REM sleep is a huge benefit to our brains and body, it’s the time during rest that we get to mend ourselves and creating lasting benefits that will manifest during our waking hours.
So when is REM sleep happening?
Like so many other health components, each REM cycle is unique to the person’s sleeping habits. There are some general rules for REM that we can look to.
First, REM sleep stands for Rapid Eye Movement, as this is the physical trait tracked by scientists to show when the body has descended into that good, deep sleep. During sleep, the brain cycles through five distinct phases. The first four have various levels of consciousness, which cycle down until we reach (REM) sleep.
For a typical sleeper, REM sleep makes up 25% of your sleep cycle. It first occurs about 70 to 90 minutes after you fall asleep, and will happen about three separate times during your sleep schedule. During REM sleep is when your body mends and dreaming occurs.
There are things that can keep you from REM sleep as well.

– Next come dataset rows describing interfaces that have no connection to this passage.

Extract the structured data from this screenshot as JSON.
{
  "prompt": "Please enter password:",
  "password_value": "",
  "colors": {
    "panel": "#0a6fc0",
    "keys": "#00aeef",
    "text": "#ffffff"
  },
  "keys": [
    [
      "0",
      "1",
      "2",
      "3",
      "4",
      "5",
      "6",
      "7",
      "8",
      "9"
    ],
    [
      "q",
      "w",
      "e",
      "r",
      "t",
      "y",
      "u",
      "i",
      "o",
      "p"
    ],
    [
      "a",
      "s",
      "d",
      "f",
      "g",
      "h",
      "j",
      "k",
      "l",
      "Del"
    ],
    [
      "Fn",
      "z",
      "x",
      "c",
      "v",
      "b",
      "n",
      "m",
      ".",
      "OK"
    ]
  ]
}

If you wake up already tired and thinking, “When is REM sleep going to find me?” You could have an issue as serious as sleep apnea, or as simple as an uncomfortable mattress.

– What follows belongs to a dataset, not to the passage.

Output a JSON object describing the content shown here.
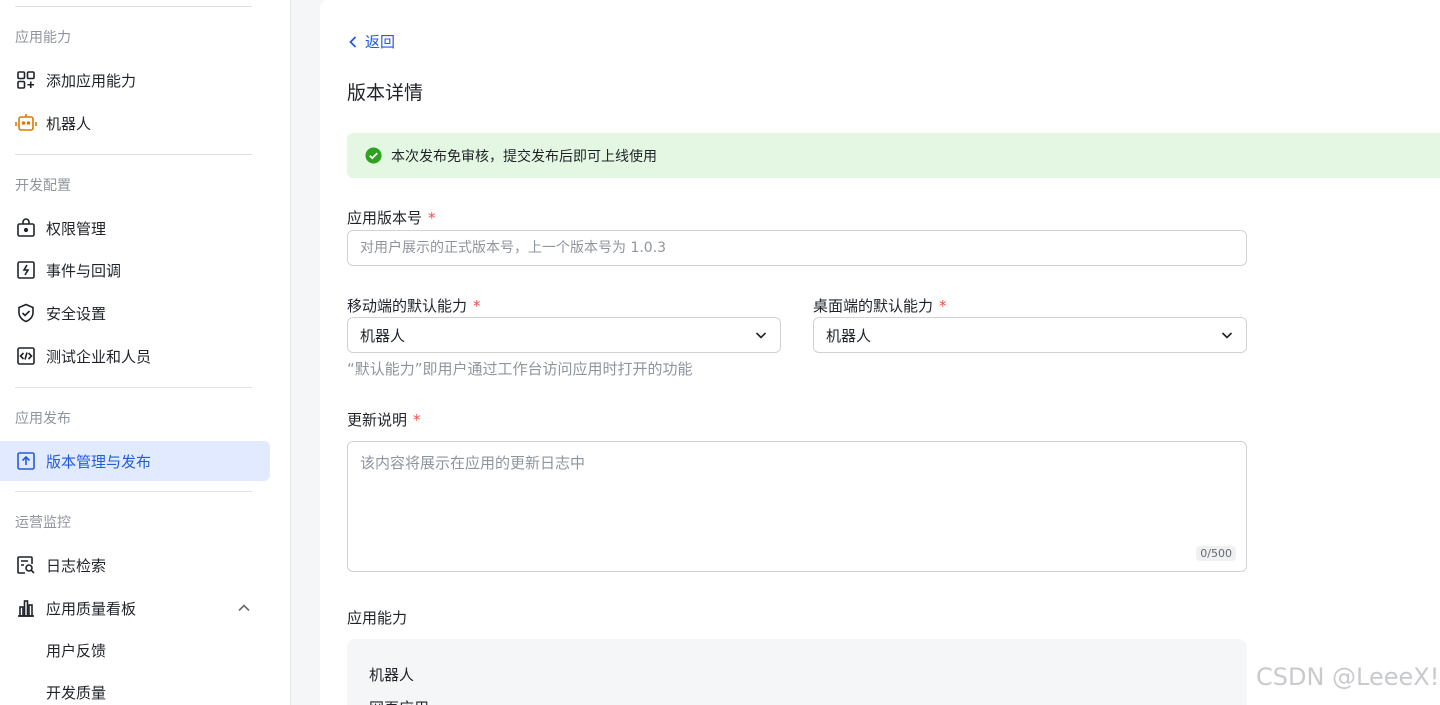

It’s important to look into each of these issues so that you can understand your problem and treat it. You shouldn’t have to ask yourself when is REM sleep, you should wake up refreshed and rejuvenated, knowing that it has occured.